Also at the hearing, Energy Secretary Steven Chu said he did not agree with chart which is interesting since all the best science confirms Inhofe’s and Jackson’s conclusions. For example, a recent study of cap and trade by MIT concluded: “The different U.S. policies have relatively small effects on the CO2 concentration if other regions do not follow the U.S. lead. … The Developed Only scenario cuts only about 0.5 °C of the warming from the reference, again illustrating the importance of developing country participation.”
So how is that “developing country participation” going? The New York Times reports from the Group of 8 summit in L’Aquila, Italy: “The world’s biggest developing nations, led by China and India, refused Wednesday to commit to specific goals for slashing heat-trapping gases by 2050, undercutting the drive to build a global consensus by the end of this year to reverse the threat of climate change.” For anyone that has been following the issue, this development should come as no surprise. On June 30th of this year India’s Environment Minister Jairam Ramesh told Bloomberg: “India will not accept any emission-reduction target — period. This is a non-negotiable stand.” China has also made it explicitly clear that they view the carbon tariffs in the Waxman-Markey bill as a violation of World Trade Organization rules.
So if other countries will not sacrifice their own economic growth to meet carbon cutting goals, then what is the economic hit Americans are taking? The left is touting a recent Congressional Budget Office study which they say shows Waxman-Markey would only cost Americans $175 a year. However, the left is seriously misrepresenting what the CBO study is. Footnote three on page four of the CBO study explicitly admits: “The resource cost does not indicate the potential decrease in gross domestic product (GDP) that could result from the cap.
The reduction in GDP would also include indirect general equilibrium effects, such as changes in the labor supply resulting from reductions in real wages and potential reductions in the productivity of capital and labor.” In other words, the CBO study is not an economic analysis at all. Instead it is a simple accounting of how energy tax revenue that Waxman-Markey collects is distributed. When the economic costs of Waxman-Markey are included, the harm to American families skyrockets.
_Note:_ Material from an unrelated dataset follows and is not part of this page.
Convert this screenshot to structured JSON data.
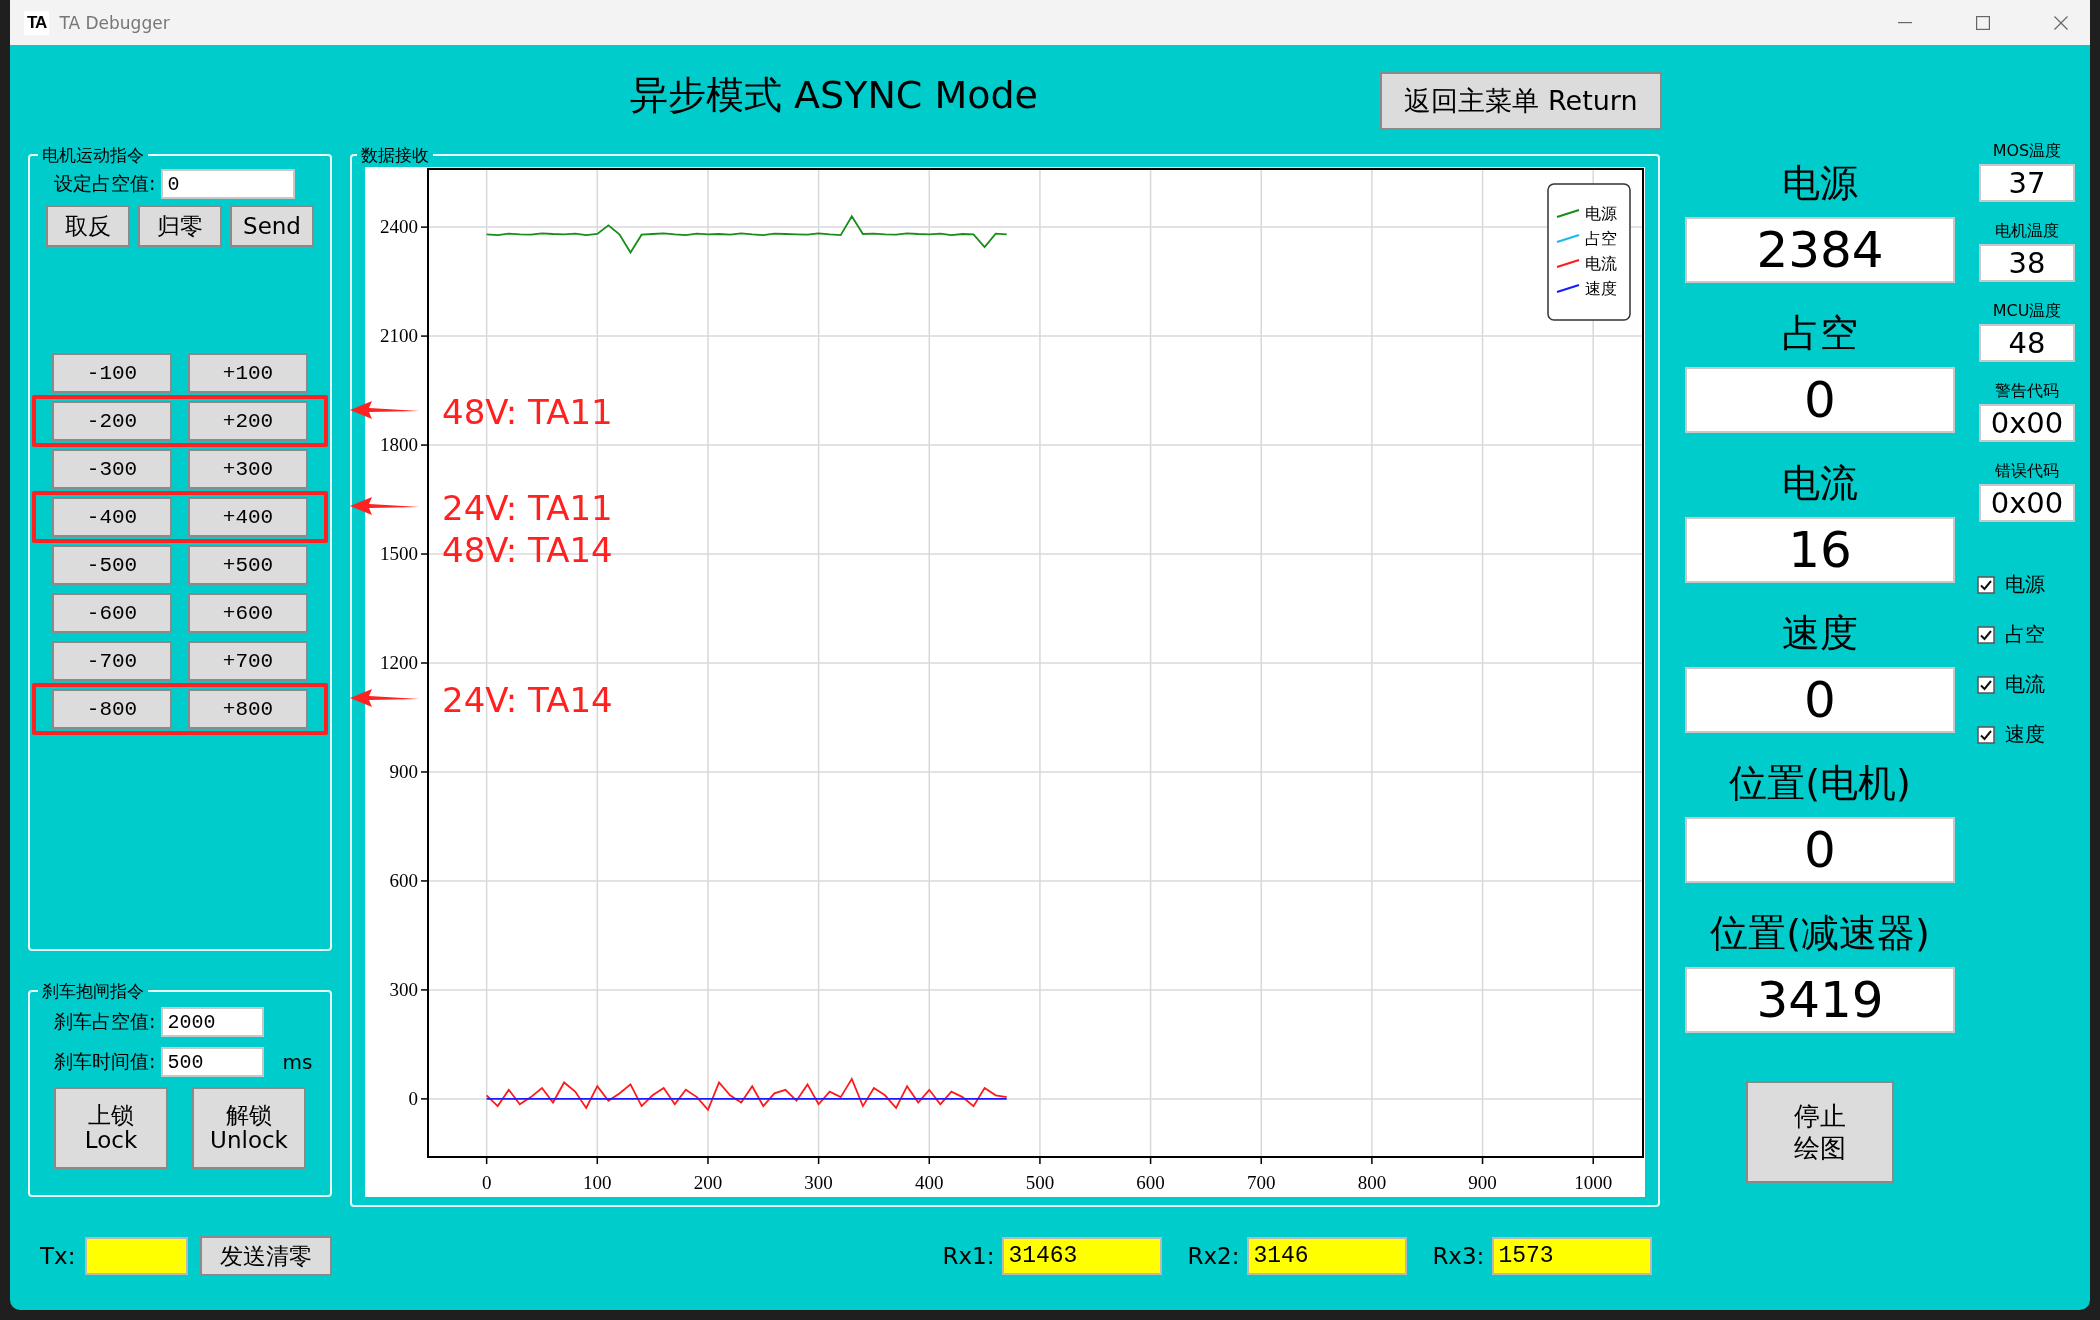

According to Heritage’s Center for Data Analysis Waxman-Markey will decrease GDP in 2020 by $161 billion (2009 dollars). For a family of four, that is $1,870 that the CBO simply ignores.
All economic pain, for no environmental gain. No wonder the Obama economy is failing.